What is required ::
Please return all lines of the data below containing the string "monitor".

Data for the task ::
****
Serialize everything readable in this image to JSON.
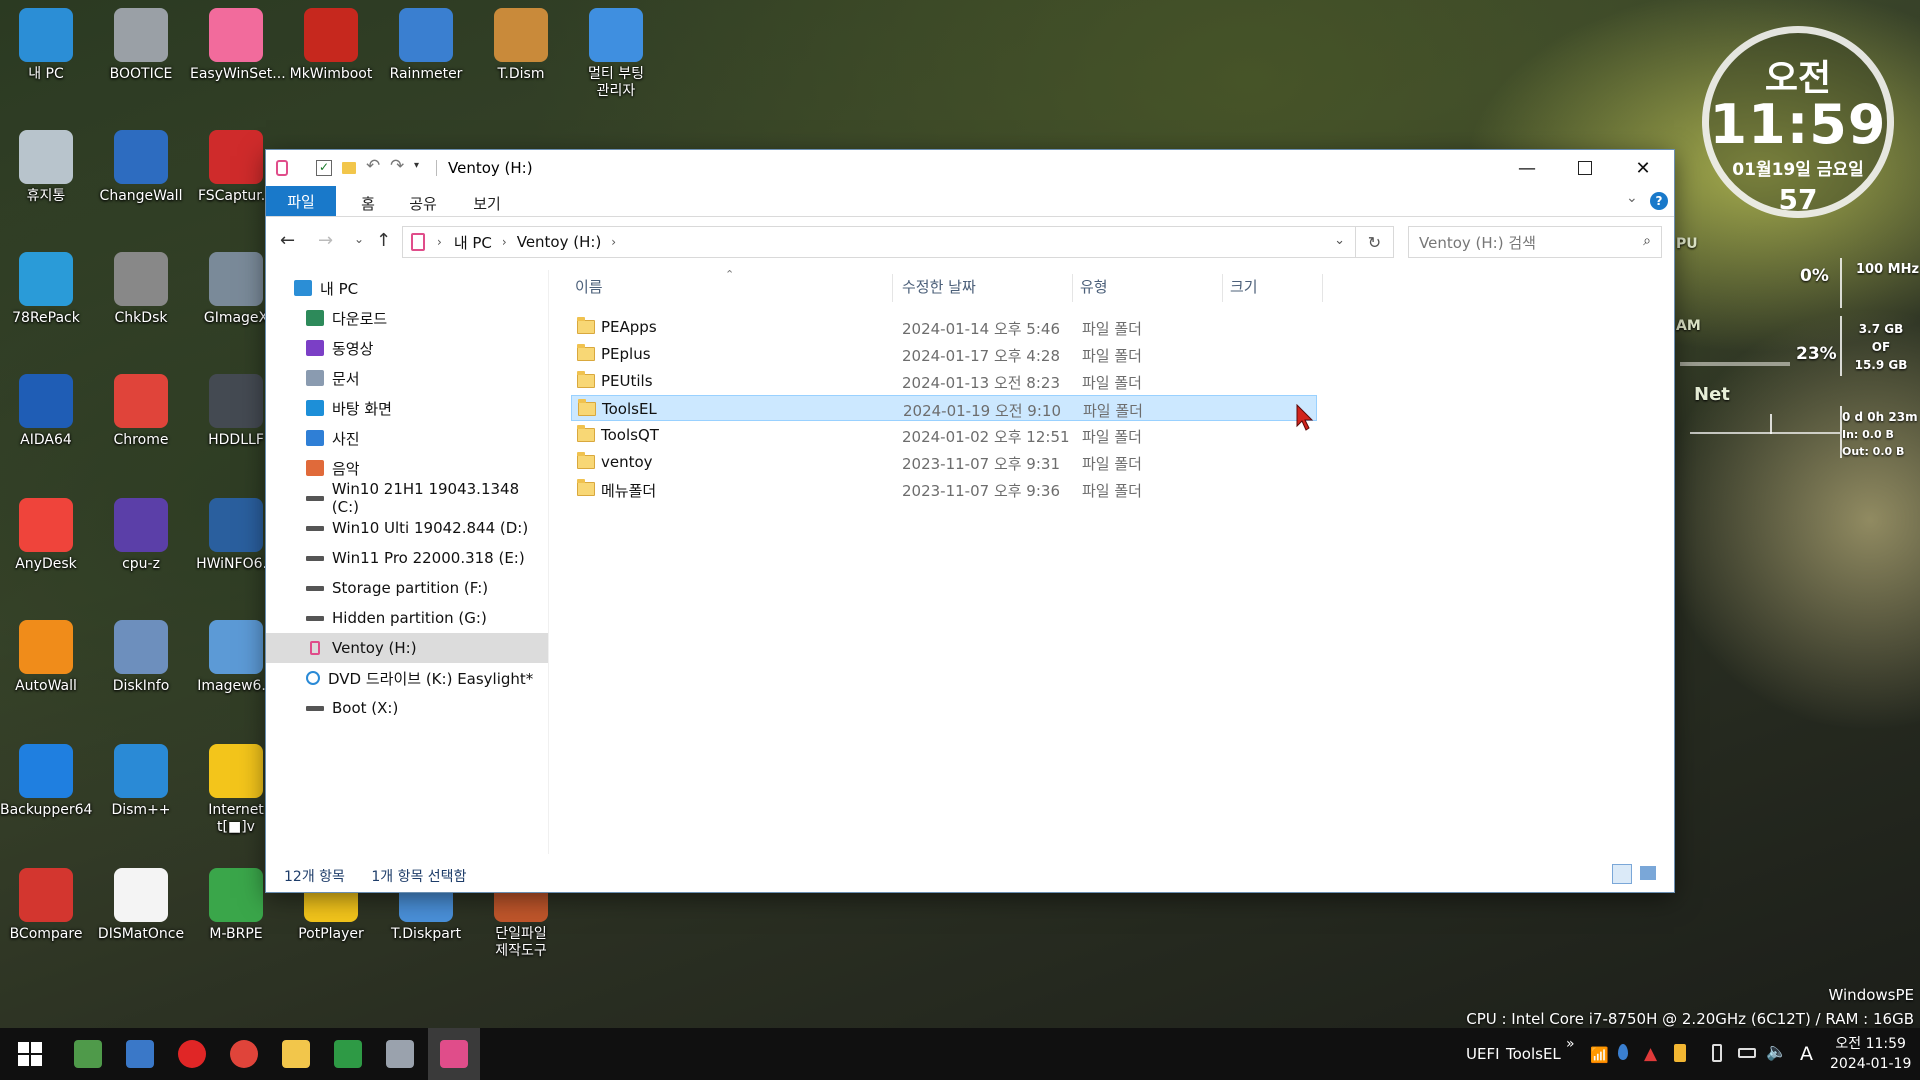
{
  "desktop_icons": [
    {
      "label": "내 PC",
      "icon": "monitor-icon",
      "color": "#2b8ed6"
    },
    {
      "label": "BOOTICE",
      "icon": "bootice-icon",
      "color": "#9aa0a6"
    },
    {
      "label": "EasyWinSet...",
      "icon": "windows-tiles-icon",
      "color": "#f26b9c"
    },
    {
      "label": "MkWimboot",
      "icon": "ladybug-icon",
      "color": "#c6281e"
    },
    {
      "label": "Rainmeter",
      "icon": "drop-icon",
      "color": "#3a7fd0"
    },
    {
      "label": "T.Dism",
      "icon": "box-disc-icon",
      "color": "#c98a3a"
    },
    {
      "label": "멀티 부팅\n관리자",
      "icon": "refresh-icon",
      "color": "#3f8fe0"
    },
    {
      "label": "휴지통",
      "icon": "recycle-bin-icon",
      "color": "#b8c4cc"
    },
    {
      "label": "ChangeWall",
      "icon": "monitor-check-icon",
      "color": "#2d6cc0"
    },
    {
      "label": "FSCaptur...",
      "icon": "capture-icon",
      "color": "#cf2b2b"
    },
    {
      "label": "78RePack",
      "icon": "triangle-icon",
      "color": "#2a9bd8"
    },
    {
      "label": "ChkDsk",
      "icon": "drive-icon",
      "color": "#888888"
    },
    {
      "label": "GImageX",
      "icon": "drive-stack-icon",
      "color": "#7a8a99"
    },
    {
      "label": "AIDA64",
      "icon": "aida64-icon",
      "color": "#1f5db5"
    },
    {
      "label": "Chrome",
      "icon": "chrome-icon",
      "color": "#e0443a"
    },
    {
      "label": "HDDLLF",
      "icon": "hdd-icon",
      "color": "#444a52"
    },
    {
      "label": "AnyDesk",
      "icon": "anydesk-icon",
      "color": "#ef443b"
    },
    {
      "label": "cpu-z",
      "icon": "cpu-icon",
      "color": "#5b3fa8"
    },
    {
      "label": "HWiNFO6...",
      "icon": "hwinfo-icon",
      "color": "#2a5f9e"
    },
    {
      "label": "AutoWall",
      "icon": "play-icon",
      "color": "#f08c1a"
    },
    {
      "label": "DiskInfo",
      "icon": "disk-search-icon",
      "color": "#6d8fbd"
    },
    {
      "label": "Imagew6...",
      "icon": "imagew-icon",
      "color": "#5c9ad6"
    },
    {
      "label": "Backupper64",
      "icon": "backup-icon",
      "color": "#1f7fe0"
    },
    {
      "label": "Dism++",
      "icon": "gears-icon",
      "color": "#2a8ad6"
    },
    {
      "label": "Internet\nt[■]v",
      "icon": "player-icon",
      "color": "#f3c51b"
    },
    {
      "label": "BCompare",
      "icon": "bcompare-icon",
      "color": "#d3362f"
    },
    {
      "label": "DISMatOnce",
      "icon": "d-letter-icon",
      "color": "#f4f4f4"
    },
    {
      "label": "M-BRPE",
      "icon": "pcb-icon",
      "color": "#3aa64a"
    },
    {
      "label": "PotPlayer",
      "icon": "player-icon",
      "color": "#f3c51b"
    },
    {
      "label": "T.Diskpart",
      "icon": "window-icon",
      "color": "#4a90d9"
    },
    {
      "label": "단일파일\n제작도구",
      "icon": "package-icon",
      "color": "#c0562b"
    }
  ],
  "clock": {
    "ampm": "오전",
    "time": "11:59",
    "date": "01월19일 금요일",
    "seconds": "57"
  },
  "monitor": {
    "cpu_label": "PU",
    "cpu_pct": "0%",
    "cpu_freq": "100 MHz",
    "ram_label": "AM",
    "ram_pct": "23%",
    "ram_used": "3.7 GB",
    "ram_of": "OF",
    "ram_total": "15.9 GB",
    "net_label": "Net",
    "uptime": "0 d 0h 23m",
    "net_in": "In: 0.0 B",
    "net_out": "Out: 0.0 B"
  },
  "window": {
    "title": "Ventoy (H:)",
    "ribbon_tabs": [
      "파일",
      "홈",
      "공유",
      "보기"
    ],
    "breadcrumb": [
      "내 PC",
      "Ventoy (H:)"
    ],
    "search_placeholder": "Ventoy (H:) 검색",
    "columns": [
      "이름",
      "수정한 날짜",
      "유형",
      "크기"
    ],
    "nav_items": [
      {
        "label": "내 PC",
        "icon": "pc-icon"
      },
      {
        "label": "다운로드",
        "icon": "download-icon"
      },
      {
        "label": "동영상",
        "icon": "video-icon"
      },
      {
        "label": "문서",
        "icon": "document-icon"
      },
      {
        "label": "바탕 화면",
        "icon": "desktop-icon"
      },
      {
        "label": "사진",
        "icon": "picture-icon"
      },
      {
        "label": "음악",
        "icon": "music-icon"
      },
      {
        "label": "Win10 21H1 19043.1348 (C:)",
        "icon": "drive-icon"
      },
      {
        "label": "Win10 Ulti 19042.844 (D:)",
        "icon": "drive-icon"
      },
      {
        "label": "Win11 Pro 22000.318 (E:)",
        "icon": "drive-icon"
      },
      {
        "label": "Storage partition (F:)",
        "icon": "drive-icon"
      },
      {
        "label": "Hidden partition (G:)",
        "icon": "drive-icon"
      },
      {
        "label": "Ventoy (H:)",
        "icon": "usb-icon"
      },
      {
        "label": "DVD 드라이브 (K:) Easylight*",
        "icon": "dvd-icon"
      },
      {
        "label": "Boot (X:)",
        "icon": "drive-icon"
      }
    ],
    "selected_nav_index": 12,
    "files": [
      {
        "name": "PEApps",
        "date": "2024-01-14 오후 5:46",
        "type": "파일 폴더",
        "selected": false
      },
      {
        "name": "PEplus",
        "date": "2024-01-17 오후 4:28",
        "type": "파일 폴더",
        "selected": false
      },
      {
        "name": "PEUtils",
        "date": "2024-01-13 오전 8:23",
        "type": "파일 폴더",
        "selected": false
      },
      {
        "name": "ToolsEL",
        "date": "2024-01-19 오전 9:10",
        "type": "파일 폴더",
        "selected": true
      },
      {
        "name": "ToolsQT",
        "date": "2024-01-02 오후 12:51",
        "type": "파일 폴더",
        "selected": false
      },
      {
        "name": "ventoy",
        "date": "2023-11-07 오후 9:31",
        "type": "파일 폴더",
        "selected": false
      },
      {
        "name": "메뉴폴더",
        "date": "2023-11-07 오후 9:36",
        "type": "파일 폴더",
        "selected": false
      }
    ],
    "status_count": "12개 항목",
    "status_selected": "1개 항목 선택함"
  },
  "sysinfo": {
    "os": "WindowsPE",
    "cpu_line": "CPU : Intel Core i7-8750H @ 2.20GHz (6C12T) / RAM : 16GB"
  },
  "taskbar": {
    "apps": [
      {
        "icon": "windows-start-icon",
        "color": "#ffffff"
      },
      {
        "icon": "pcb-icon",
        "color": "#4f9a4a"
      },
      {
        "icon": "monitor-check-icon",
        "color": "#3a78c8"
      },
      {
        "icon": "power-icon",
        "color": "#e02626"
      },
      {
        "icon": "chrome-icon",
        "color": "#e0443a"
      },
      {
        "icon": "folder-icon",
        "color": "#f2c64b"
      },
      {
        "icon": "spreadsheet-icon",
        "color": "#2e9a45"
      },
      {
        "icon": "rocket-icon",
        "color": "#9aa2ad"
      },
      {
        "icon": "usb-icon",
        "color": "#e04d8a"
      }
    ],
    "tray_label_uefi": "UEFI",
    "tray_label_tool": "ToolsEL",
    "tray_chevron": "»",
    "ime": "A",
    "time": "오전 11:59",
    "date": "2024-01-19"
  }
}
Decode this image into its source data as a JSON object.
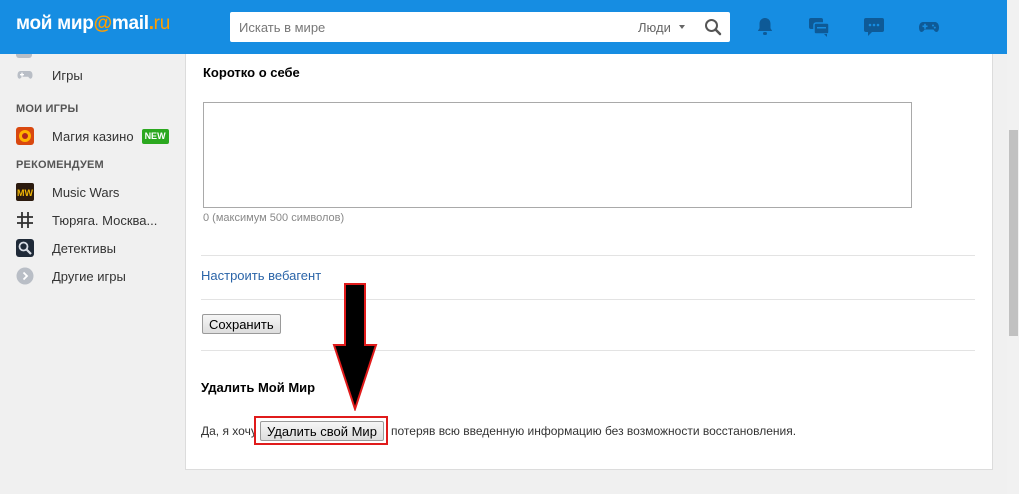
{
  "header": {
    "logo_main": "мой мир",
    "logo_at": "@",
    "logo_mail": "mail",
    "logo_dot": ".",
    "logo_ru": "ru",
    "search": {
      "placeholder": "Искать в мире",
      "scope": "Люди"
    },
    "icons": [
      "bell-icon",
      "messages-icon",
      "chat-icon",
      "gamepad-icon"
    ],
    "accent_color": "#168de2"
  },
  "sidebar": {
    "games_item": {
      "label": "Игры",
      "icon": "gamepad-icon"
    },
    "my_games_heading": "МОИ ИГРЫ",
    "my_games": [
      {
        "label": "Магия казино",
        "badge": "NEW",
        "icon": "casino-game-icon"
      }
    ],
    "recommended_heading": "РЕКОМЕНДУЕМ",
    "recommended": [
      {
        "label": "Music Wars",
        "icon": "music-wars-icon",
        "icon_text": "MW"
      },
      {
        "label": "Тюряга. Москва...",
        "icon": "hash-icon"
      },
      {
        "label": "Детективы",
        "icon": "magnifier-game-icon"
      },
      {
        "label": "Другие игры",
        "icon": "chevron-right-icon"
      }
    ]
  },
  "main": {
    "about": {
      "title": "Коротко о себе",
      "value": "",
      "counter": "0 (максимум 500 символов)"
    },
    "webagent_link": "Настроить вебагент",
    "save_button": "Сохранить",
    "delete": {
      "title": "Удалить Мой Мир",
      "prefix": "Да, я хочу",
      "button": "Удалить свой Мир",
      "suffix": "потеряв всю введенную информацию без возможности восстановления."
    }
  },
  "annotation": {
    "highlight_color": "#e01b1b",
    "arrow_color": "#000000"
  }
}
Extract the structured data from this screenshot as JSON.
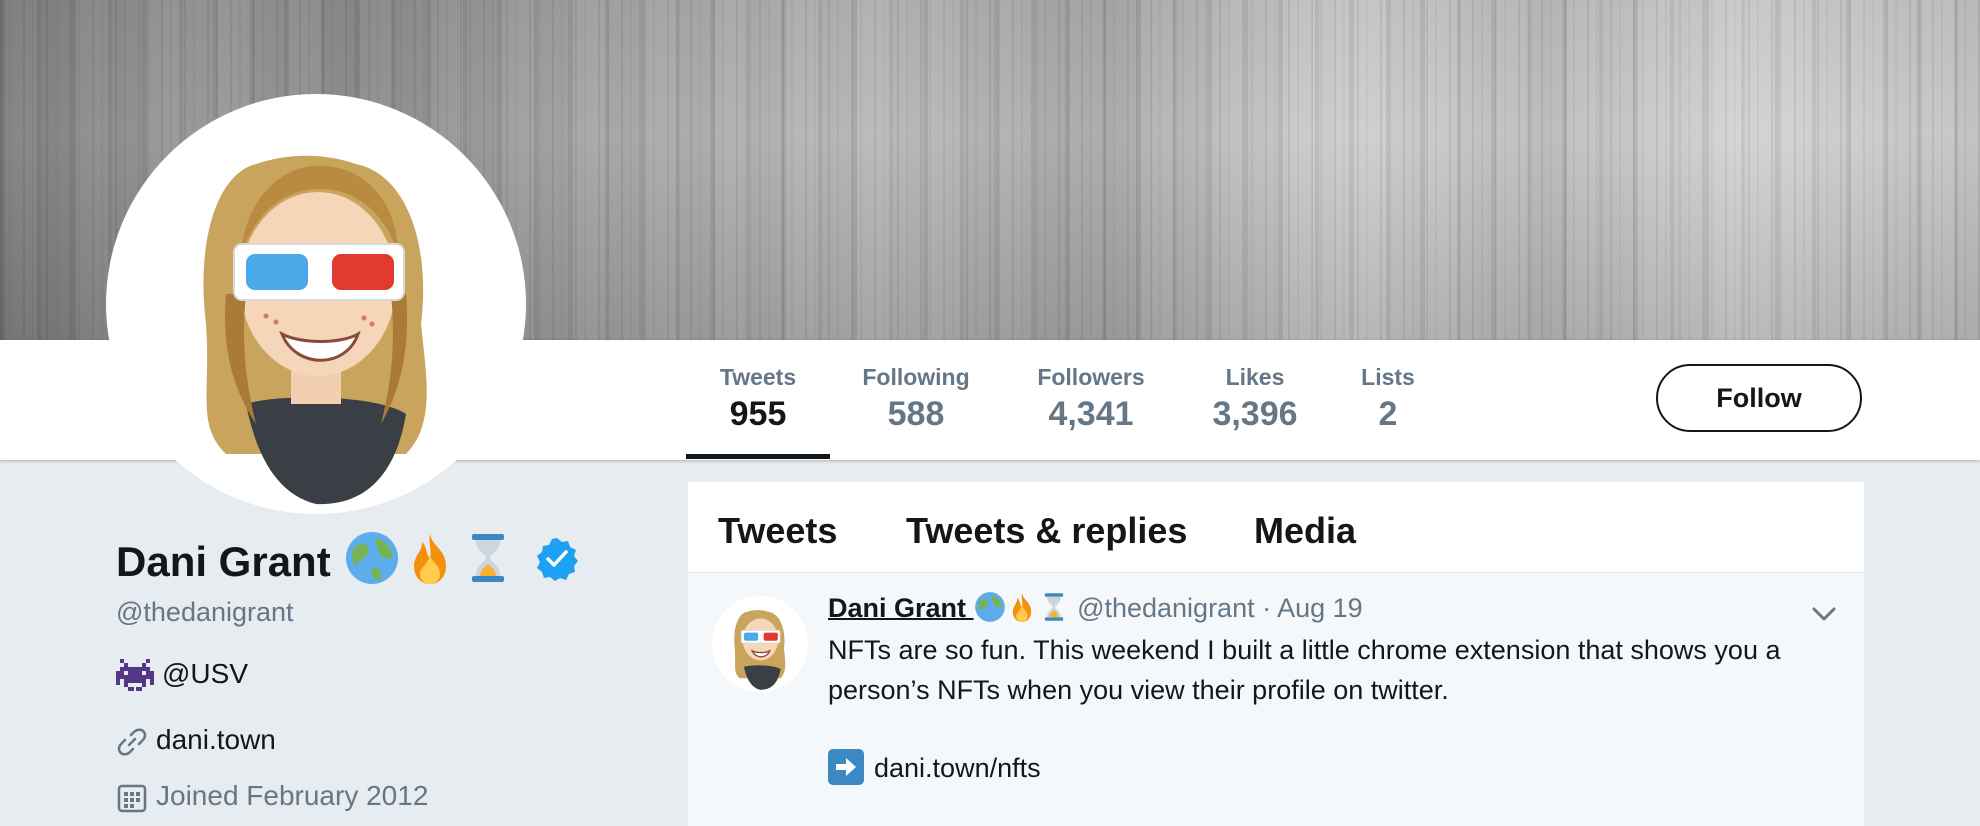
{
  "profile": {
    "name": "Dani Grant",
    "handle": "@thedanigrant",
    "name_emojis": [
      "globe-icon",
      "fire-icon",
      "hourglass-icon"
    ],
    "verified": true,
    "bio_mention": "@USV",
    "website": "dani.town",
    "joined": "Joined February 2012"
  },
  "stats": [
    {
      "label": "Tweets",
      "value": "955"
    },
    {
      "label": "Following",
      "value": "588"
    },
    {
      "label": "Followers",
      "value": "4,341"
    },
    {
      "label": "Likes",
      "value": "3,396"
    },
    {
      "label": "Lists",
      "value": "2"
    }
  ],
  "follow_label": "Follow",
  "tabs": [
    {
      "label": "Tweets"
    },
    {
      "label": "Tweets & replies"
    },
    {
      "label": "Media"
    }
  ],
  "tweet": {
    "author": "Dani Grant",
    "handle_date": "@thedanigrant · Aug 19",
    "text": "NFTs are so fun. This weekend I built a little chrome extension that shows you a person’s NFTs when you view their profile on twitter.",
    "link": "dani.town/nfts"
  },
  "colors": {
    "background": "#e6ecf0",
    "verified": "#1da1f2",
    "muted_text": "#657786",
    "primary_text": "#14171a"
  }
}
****
Exercise result ::
      "icon": "monitor-icon",
      "icon": "monitor-check-icon",
  "monitor": {
        "icon": "monitor-check-icon",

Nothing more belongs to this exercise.